Insurance giant MetLife’s research group, Mature Marketing Institute, just completed an interesting look at the largest of these intra-boomer generations. The middle boomers, as the report refers to those who are 52 to 58 years old in 2010, account for 38 percent of the total. And they have something of an identity crisis.
If they were in a family, “they would probably share some of the characteristics of the proverbial middle child—somewhat caught between the differing identities of both older and younger siblings and at the same time struggling to assert their own,” the report finds.
The middle boomers, according to MMI’s research, give the impression that they really identify more with that cool older sister or brother. After all, they were growing up (between ages 9 and 15) when the boomer generation was named Man of the Year in 1967 by Time magazine.
Back then it was a generation (or couple of generations) more lauded than resented, a group that seemed to have the world at its feet. Maybe that’s why the middle boomers (or at least two-thirds of them) like the term boomer almost as much as older boomers do.
In contrast, the youngest boomers, who are just approaching or entering their 50s, are much more likely to identify with the younger Generation X.
Not that approaching or turning 50 is a big deal, according to a majority of those surveyed. It’s not a portal into old age. I’m thinking of my friend who recently celebrated her 50th in a skin-tight leopard-print dress, looking better than most of us did in our 20s, and disco-dancing with her three young daughters and friends.
Guess what changes as you get older? Your definition of old age. For the youngest boomers it starts at age 71, for the middle boomers it’s 75, and for the oldest boomers its 78. And for women in the middle, old age begins later (77) than it does for men (74).

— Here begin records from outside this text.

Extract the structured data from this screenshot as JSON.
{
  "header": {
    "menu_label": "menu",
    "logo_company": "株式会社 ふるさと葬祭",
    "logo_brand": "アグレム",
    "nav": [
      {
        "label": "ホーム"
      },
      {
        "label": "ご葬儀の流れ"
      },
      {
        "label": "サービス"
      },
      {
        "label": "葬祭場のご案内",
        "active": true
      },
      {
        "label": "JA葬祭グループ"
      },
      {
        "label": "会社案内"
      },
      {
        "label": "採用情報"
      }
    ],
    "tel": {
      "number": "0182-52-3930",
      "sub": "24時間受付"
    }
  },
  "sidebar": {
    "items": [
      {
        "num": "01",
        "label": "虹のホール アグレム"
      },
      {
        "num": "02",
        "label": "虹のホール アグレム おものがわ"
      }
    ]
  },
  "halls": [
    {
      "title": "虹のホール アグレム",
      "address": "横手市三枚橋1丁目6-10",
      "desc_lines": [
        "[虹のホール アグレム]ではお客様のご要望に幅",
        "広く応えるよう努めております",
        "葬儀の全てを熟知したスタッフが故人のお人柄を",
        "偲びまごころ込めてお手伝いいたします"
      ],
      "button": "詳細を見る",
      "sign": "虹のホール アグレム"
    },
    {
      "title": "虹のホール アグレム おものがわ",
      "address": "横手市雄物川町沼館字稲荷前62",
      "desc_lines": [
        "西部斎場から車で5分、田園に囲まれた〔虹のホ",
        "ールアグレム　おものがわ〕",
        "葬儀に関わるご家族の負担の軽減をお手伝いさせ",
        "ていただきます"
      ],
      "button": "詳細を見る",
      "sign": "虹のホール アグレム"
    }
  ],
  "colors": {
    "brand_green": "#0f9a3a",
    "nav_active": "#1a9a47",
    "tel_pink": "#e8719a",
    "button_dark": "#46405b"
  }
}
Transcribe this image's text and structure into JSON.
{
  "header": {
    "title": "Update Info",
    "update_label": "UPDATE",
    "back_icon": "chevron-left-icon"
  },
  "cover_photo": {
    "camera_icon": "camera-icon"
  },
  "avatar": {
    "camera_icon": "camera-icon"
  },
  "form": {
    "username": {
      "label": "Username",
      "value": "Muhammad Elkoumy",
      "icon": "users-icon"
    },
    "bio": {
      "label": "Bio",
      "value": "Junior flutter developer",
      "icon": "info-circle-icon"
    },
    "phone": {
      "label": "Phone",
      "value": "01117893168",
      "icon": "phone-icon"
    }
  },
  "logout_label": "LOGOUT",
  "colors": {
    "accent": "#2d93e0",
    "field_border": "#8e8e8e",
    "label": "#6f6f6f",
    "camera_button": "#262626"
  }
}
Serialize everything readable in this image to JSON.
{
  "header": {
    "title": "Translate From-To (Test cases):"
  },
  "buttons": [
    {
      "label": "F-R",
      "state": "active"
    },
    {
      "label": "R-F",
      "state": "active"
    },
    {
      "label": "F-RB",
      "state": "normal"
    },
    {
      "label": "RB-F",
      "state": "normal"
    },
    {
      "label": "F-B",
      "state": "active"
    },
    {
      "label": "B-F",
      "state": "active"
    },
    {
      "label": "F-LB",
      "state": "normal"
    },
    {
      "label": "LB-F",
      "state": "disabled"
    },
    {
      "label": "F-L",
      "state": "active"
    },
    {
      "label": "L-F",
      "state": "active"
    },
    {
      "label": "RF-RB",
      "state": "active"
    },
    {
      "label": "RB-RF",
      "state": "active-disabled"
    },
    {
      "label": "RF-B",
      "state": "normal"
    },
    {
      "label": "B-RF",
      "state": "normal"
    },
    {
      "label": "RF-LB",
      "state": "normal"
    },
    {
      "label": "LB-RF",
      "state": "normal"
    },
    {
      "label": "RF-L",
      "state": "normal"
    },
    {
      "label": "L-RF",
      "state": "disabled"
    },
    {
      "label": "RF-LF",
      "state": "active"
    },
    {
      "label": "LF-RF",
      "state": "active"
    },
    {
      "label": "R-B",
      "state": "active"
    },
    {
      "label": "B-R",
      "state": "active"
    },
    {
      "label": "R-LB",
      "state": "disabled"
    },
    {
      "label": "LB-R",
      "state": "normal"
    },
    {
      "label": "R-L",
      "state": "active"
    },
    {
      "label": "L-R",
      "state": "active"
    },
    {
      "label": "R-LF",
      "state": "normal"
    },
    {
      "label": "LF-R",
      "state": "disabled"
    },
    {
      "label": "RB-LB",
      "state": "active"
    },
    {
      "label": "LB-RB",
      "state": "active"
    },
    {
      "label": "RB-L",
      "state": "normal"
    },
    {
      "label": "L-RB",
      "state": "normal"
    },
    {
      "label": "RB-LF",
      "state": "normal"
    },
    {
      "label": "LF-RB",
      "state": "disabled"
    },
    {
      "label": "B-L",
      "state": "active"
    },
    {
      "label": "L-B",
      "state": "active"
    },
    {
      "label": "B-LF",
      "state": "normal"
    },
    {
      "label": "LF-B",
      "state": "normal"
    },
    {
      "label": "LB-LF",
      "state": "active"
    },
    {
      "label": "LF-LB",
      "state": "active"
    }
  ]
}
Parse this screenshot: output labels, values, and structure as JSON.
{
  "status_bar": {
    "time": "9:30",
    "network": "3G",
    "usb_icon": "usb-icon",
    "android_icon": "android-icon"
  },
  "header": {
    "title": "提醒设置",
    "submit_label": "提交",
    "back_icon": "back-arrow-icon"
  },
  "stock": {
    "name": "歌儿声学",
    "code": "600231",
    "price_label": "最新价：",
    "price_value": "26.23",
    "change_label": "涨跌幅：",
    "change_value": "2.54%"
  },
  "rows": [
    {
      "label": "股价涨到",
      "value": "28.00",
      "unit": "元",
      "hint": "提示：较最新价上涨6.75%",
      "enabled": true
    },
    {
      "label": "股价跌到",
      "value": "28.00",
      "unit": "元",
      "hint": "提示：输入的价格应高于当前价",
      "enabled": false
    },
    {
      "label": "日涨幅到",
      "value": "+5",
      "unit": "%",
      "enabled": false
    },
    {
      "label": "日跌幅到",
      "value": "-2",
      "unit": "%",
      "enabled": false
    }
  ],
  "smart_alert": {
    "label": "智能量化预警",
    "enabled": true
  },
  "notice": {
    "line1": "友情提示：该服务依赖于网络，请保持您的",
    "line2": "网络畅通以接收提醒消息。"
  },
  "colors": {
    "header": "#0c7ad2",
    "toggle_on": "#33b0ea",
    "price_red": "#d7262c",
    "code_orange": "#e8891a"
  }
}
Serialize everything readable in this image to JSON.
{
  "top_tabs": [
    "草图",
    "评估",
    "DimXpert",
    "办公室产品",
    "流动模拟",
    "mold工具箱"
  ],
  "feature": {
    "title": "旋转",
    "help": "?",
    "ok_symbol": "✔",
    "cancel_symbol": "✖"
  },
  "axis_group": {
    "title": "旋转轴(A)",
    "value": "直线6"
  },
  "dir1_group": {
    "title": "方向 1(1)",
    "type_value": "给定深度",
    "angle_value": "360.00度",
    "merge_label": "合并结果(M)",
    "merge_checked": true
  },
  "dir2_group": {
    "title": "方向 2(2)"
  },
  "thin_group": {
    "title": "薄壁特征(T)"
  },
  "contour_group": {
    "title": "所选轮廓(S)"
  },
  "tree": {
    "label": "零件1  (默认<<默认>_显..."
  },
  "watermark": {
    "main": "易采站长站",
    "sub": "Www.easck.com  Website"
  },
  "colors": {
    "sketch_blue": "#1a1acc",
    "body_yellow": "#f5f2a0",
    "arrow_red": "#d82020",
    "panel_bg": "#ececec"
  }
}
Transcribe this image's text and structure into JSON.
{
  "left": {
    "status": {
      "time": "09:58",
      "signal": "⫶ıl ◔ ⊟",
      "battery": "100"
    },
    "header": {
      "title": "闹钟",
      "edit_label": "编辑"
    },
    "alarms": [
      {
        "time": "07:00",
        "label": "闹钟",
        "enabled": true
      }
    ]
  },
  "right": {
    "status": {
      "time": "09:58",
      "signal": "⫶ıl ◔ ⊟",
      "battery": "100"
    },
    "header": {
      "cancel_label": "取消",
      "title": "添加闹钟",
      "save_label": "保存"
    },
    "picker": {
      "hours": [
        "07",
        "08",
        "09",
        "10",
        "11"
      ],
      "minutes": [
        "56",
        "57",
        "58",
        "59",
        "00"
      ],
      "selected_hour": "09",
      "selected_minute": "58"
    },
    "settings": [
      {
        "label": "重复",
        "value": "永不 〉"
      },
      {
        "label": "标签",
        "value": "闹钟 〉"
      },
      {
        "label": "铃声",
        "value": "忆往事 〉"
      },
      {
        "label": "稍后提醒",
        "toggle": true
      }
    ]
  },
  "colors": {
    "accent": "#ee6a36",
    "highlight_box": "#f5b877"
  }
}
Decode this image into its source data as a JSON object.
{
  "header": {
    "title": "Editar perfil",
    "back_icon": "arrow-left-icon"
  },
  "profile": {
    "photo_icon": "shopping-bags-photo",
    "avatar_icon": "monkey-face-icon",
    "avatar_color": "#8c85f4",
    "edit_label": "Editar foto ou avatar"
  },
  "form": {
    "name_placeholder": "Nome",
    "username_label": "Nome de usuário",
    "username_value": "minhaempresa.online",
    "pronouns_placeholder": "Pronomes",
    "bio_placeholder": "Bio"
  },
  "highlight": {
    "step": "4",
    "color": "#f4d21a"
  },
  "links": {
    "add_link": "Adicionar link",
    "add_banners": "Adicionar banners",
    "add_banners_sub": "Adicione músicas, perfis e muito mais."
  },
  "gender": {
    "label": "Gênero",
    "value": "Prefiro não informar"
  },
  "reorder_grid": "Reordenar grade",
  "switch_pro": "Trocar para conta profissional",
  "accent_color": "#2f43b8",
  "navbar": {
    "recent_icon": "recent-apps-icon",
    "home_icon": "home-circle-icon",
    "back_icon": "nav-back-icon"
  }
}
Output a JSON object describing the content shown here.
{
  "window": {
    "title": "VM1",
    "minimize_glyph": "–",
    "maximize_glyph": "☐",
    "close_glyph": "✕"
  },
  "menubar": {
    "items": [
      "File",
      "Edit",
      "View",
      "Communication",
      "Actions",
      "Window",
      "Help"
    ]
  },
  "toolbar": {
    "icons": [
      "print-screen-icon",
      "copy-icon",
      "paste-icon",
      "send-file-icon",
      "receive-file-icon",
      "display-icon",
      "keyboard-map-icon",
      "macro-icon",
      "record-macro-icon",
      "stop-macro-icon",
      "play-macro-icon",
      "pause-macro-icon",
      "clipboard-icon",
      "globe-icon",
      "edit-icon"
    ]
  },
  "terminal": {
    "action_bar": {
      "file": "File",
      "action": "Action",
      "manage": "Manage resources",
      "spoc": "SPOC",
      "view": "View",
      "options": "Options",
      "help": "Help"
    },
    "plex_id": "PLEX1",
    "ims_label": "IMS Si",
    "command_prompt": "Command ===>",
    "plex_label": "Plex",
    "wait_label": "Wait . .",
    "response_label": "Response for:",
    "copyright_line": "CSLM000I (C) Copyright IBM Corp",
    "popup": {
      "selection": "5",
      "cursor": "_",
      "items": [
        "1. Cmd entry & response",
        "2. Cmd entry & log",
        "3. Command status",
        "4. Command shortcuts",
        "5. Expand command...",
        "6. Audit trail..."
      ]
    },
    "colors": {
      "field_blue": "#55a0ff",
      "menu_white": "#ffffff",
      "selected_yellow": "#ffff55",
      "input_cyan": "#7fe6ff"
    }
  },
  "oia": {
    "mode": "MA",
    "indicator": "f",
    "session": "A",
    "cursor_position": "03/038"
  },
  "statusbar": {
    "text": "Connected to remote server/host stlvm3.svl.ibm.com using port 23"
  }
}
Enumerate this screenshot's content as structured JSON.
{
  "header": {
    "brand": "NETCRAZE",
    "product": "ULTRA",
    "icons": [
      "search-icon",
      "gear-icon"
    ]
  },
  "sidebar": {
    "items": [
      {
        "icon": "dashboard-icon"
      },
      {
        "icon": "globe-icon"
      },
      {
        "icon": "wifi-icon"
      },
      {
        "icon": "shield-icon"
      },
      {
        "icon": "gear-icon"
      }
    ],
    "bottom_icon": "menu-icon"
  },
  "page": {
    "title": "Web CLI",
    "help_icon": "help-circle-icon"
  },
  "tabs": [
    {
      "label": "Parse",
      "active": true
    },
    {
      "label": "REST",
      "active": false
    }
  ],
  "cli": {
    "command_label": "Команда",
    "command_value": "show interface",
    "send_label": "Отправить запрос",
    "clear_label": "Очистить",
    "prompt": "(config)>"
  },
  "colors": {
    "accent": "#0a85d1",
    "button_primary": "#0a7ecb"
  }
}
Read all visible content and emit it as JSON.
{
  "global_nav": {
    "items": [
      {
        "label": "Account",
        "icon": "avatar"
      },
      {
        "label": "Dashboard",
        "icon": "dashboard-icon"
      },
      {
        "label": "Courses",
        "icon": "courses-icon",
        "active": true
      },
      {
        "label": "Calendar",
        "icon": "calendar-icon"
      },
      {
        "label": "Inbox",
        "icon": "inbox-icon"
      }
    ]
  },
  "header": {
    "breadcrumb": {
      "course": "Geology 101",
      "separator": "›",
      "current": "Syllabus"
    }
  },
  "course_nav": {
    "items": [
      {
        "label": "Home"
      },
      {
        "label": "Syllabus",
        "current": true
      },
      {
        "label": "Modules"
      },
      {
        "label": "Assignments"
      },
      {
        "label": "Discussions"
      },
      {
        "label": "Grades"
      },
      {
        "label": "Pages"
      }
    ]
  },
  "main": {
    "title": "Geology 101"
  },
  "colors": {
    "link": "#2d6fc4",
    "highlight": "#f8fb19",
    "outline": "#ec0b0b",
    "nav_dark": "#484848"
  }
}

Troubling signals about retirement readiness
There were a couple of findings that surprised me, mainly those that have to do with economic security in retirement. The middle boomers’ biggest concern regarding retirement was being able to afford health care, an issue that probably was on many minds because of the yearlong debate on how to provide better and more affordable health care.
Staying productive and useful was a bigger issue than some other financial concerns, which is understandable. But I worry that this group may be overestimating its financial preparedness for retirement.
One of the most troubling signals is that a majority said they plan to take Social Security at or before they turn 65, the age at which many of them hope to be able to retire. But while 65 was once the age at which workers reached full eligibility for retirement, this is no longer the case. The full eligibility age for Social Security has moved up. For the middle boomers, it will be from age 66 to 66 and 10 months. Those who take their benefits earlier will receive reduced benefits for the rest of their lives.